“Higher education is not a luxury, it’s an economic imperative” that every family should afford, Obama continued. “So we’ve gotta do something to be able to help families to afford this higher education.”
Acknowledging that scholarships and student loans helped give him “a shot at a decent education,” Obama proposed increasing federal student aid so more students and their families can afford college.
But he also called on Congress “to do more,” and asked lawmakers to stop interest rates on student loans from increasing.
“That would not be good for you,” he said. “They need to extend the tuition tax credit that we’ve put in place.”
The president also asked lawmakers to double the number of work-study jobs.
But he added that “it’s not just enough to increase student aid … We can’t just keep on subsidizing skyrocketing tuition.” He said colleges and universities also need to do their part, and “can’t jack up” tuition every single year.
“We should push colleges to do better,” Obama said. “We should hold them accountable if they don’t.”
At the same time, Obama said states should “take responsibility on this issue” and make higher education a higher priority in their budgets.
In his 30-minute speech, Obama sought to keep the populist chord he struck in his State of the Union alive, telling the students, “We want a country where everybody has a chance.
“We don’t want to become a country where a shrinking number of Americans do really well while a growing number barely get by. That’s not the future we want.”
Speaking in a state that has been hit hard in the manufacturing sector, Obama touted his administration’s success with the auto industry.
When he took office, Obama said, the industry was “on the verge of collapse, [and] some politicians were willing to just let it die.”
“We said no. We believed in the workers of this state,” the president said to applause. “I believe in American ingenuity. We placed our bets on the American auto industry, and today the American auto industry is back. Jobs are coming back.”
Obama arrived in Michigan as GOP presidential candidate Mitt Romney wrote an open letter in The Detroit News and the Detroit Free Press asking what he called a “simple” question: “Where are the jobs?”
Republicans also seized on the moment to criticize the president for campaigning instead of governing.
“While focusing on student loans and college affordability is important for our country, the problem is we’ve heard this all before from President Obama,” said Kirsten Kukowski, a Republican National Committee spokeswoman. “As with so many other important issues, President Obama is really good at making promises and is really bad at following through on them. Trying to jumpstart his reelection campaign, President Obama may think he can fool voters by traveling across the country, repeating the same promises he’s failed to deliver on the past three years.
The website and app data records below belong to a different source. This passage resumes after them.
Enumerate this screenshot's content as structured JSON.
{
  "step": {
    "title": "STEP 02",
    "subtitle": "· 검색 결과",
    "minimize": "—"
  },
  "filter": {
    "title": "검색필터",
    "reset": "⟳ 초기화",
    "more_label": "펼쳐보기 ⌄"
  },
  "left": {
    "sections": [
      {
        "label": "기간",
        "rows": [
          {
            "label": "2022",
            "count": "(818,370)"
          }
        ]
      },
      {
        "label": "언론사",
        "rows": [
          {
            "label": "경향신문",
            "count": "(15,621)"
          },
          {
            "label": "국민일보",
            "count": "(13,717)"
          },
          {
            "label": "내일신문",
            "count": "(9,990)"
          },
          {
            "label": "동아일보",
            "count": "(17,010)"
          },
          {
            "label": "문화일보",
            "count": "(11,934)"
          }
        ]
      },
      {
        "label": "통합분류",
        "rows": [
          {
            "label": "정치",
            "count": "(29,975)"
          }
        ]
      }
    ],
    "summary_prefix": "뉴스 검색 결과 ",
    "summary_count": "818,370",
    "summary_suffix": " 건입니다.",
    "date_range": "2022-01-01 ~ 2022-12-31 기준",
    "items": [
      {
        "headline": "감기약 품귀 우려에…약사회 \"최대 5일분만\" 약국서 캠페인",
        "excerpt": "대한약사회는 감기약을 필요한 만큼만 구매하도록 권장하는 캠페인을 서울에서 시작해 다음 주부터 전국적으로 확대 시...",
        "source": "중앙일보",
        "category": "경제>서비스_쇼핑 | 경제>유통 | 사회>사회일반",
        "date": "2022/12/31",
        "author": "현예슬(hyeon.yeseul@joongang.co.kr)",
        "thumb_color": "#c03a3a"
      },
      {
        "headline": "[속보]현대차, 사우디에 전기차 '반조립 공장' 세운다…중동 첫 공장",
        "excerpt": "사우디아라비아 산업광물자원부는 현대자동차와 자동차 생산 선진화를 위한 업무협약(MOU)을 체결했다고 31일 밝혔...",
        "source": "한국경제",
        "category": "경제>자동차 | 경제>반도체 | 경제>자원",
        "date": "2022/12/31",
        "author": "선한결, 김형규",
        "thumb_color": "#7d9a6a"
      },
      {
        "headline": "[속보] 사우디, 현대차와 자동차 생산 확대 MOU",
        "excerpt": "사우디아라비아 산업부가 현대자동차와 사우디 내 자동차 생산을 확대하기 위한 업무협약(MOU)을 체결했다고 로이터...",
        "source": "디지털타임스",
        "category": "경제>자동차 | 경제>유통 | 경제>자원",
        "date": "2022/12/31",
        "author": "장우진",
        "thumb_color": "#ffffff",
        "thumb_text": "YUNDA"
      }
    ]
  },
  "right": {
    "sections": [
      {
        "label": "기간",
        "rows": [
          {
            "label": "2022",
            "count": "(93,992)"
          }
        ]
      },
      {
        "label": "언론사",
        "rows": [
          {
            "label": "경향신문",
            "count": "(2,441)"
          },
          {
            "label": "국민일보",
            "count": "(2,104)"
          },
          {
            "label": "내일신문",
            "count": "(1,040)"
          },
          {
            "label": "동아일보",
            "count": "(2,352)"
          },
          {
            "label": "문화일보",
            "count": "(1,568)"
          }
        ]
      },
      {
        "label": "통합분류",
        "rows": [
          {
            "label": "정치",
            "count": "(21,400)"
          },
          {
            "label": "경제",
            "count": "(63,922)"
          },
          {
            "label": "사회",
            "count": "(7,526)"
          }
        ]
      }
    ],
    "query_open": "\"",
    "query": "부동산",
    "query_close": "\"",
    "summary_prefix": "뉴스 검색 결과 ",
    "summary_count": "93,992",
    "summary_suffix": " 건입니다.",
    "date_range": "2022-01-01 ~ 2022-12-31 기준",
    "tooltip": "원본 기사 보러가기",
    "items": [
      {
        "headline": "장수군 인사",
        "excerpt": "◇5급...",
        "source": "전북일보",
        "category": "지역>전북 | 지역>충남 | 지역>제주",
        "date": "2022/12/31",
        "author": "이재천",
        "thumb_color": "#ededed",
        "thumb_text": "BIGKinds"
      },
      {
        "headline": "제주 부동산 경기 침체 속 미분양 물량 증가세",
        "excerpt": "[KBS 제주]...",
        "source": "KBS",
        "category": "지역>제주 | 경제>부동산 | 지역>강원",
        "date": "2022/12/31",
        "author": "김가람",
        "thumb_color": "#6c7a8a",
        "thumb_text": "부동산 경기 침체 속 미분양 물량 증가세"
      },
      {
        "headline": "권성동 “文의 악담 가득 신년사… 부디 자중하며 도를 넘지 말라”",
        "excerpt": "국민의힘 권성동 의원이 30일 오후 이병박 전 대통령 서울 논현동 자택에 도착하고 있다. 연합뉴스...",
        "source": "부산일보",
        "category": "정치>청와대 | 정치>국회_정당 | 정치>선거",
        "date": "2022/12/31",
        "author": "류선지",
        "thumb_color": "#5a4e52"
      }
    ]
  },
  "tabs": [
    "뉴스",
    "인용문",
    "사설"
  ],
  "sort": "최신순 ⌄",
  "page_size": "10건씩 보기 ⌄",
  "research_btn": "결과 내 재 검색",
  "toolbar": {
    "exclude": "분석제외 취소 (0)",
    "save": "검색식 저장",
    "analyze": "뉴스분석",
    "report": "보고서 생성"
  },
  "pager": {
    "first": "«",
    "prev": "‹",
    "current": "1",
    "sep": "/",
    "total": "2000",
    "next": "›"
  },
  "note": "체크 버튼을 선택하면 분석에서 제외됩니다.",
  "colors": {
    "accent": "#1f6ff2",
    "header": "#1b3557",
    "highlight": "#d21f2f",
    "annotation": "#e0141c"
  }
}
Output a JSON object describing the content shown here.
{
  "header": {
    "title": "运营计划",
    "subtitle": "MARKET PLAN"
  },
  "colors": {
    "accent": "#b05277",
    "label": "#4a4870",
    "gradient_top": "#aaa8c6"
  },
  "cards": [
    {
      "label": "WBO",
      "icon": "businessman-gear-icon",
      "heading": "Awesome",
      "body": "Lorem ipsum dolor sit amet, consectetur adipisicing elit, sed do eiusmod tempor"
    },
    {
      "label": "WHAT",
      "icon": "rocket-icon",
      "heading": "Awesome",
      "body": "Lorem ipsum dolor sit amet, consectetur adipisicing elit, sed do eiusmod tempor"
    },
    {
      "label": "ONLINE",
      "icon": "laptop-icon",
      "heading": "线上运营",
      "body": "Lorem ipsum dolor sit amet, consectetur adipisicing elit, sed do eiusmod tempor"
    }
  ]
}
He should give voters more credit.”
The White House has maintained all along that Obama isn’t campaigning and is just touting his proposals from his State of the Union address. But Obama was seemingly in campaign mode Friday at the Ann Arbor campus, with his sleeves rolled up.
The crowd seemed to pick up on it.
At one point during the speech, Obama was interrupted by a student calling for “four more years.”
“OK!” the president replied.